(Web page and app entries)
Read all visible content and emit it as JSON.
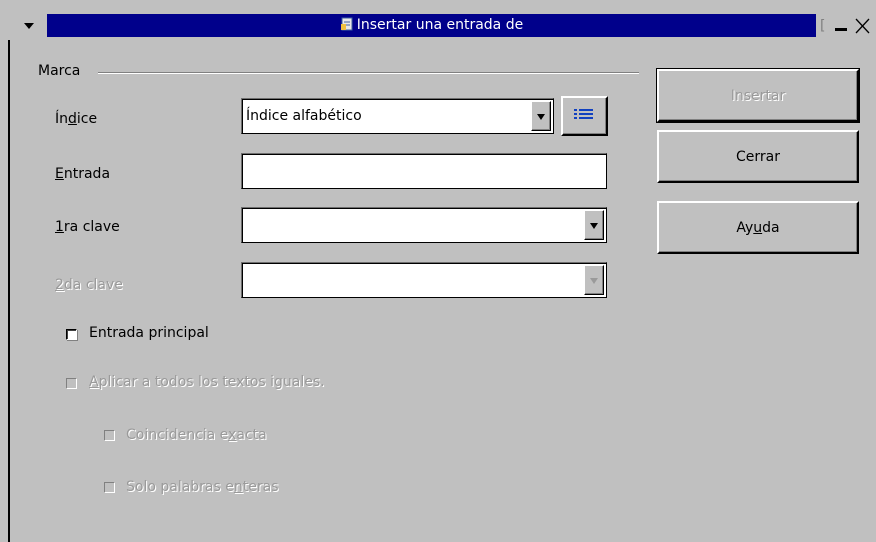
{
  "window": {
    "title": "Insertar una entrada de",
    "title_right_fragment": "["
  },
  "group": {
    "label": "Marca"
  },
  "fields": {
    "indice": {
      "label_pre": "Ín",
      "label_u": "d",
      "label_post": "ice",
      "value": "Índice alfabético"
    },
    "entrada": {
      "label_pre": "",
      "label_u": "E",
      "label_post": "ntrada",
      "value": ""
    },
    "clave1": {
      "label_pre": "",
      "label_u": "1",
      "label_post": "ra clave",
      "value": ""
    },
    "clave2": {
      "label_pre": "",
      "label_u": "2",
      "label_post": "da clave",
      "value": ""
    }
  },
  "checks": {
    "principal": {
      "label": "Entrada principal",
      "checked": false,
      "enabled": true
    },
    "aplicar": {
      "label_pre": "",
      "label_u": "A",
      "label_post": "plicar a todos los textos iguales.",
      "checked": false,
      "enabled": false
    },
    "exacta": {
      "label_pre": "Coincidencia e",
      "label_u": "x",
      "label_post": "acta",
      "checked": false,
      "enabled": false
    },
    "enteras": {
      "label_pre": "Solo palabras e",
      "label_u": "n",
      "label_post": "teras",
      "checked": false,
      "enabled": false
    }
  },
  "buttons": {
    "insertar": "Insertar",
    "cerrar": "Cerrar",
    "ayuda_pre": "Ay",
    "ayuda_u": "u",
    "ayuda_post": "da"
  },
  "colors": {
    "titlebar": "#00008b",
    "face": "#c0c0c0",
    "disabled_text": "#9a9a9a"
  }
}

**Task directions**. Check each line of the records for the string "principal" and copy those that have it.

**Result of the exercise**.
    "principal": {
      "label": "Entrada principal",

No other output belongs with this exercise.